She did not know how she would tolerate living in the household of her uncle’s greatest enemy. But it was possible she would learn something there, something that would help her uncle demand peace.
“Surely it is not so dreadful as that?” Helen teased her.
“You look quite fierce, dear Imma,” her friend replied with a smile. “Is it the necessity of having a meal with the abbot that makes you look that way?”
Imma smoothed the expression from her face as the years of her marriage had taught her to do. Helen knew full well that she had not been brooding about eating at the abbot’s table, but one of the ways Helen remained cheerful and ever-delighted was not to allow the grimmer truths of the world to intrude upon her.
“I long for a joint of beef,” Imma replied, matching Helen’s light tone. “Or even a piece of mutton.” The abbot of Glastonbury monastery did not serve meat at his tables, not even for an atheling.
“I would pledge my manor house at Sandwich for a meal of venison and duck,” Helen admitted. “Or a slice of goose or wild boar — ”
“Stop!” Imma held up a hand, laughing. “You’re making my stomach growl when no doubt tonight we will dine on bilberries and beans.”
Helen leaned forward and touched her cheek. “It is good to hear you laugh. Oh, Imma. If only you could be as happy as I am.”
“That is your gift,” Imma said. When she was a young girl, her father had died in battle, covering himself in honor, and her mother in childbirth, bearing another son who would not survive to adulthood. Her uncle, the ferocious Gruffydd ap Llywelyn, then a widower himself, had fostered her, not knowing what to do with a tiny girl among his tall sons. Perhaps he had not reared her as gently as he might have, but he had loved her full well. There had been happy moments: the laughter of Gruffydd when his female bard, Efa, told a story; the blossoming in Imma’s heart at a young boy’s kiss; moments like the gift of a ring, not often received but treasured all the more because of it.
Lately there had been no such moments of happiness, only a bleak emptiness that Imma did not know how to fight. Even as she clasped Helen’s hand, tears blurred Imma’s sight. She would not have a kind husband like Harold, who loved his Helen and indulged her whims and sacrificed his own desires and comforts so she would not lack. No, Imma would be married off to a stranger in want of a fortune. It would be an older man, with sons grown or nearly so, impatient with the young wife who came with the treasure, just as Simon had been. She had wanted to rail against him when he complained of her untried youth. Her youth would disappear in time, and he had known her age when he had decided upon marrying her.

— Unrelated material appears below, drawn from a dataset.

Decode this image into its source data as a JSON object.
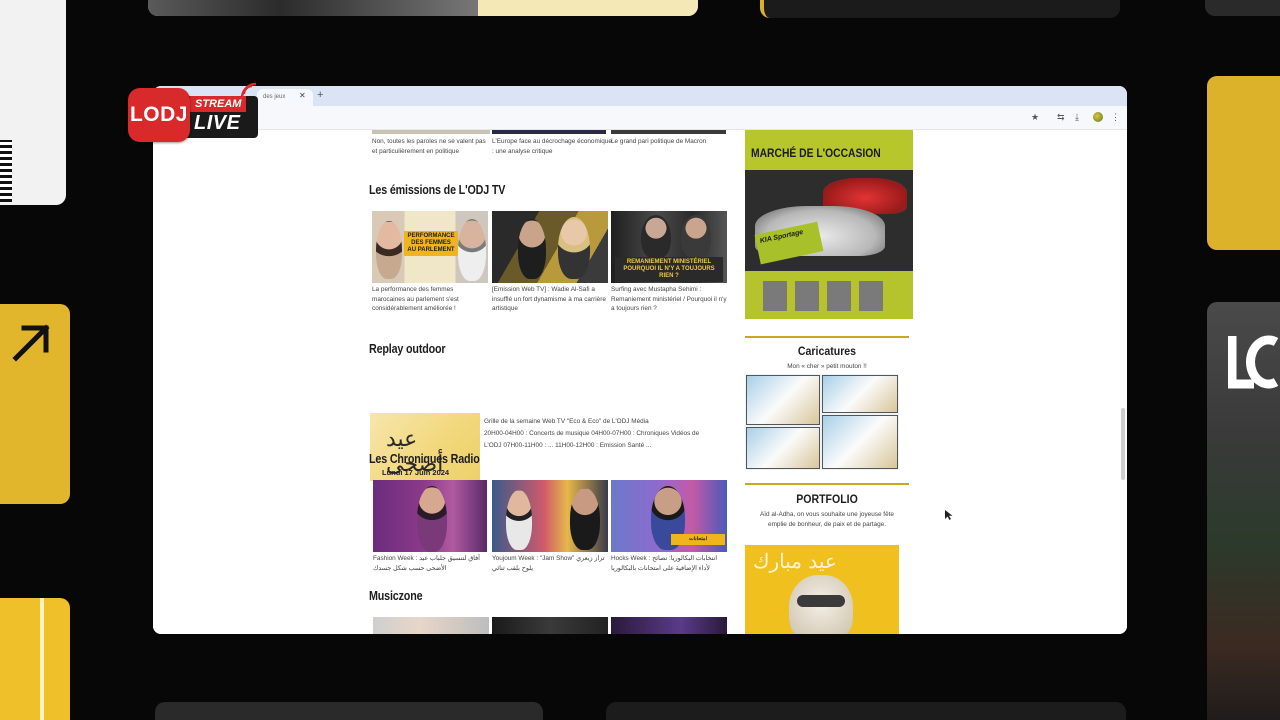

“Come, Imma,” Helen said with another of her sweet smiles. “It is a whole long winter to get through before spring. Who knows what will happen before then?”
“You are right,” Imma said, forcing a smile as the bell chiming the evening meal began to toll. She rose and extended a hand to Helen, who got to her feet with a puff of effort.
As they walked down the path toward the side door, the stocky monk from the kitchen glided over to open it for them, bowing as he did so. Helen smiled her thanks and stepped inside the monastery. Imma hung back for a moment, stifling a protest as a very rough, very male hand dipped between her breasts and snatched the parchment from where she’d tucked it.
She glared at the monk but did not see his response; his face was hidden in his cowl. Thankful that Helen had at least not witnessed
scene, Imma followed the other woman into the monastery and to her evening meal of bilberries and beans.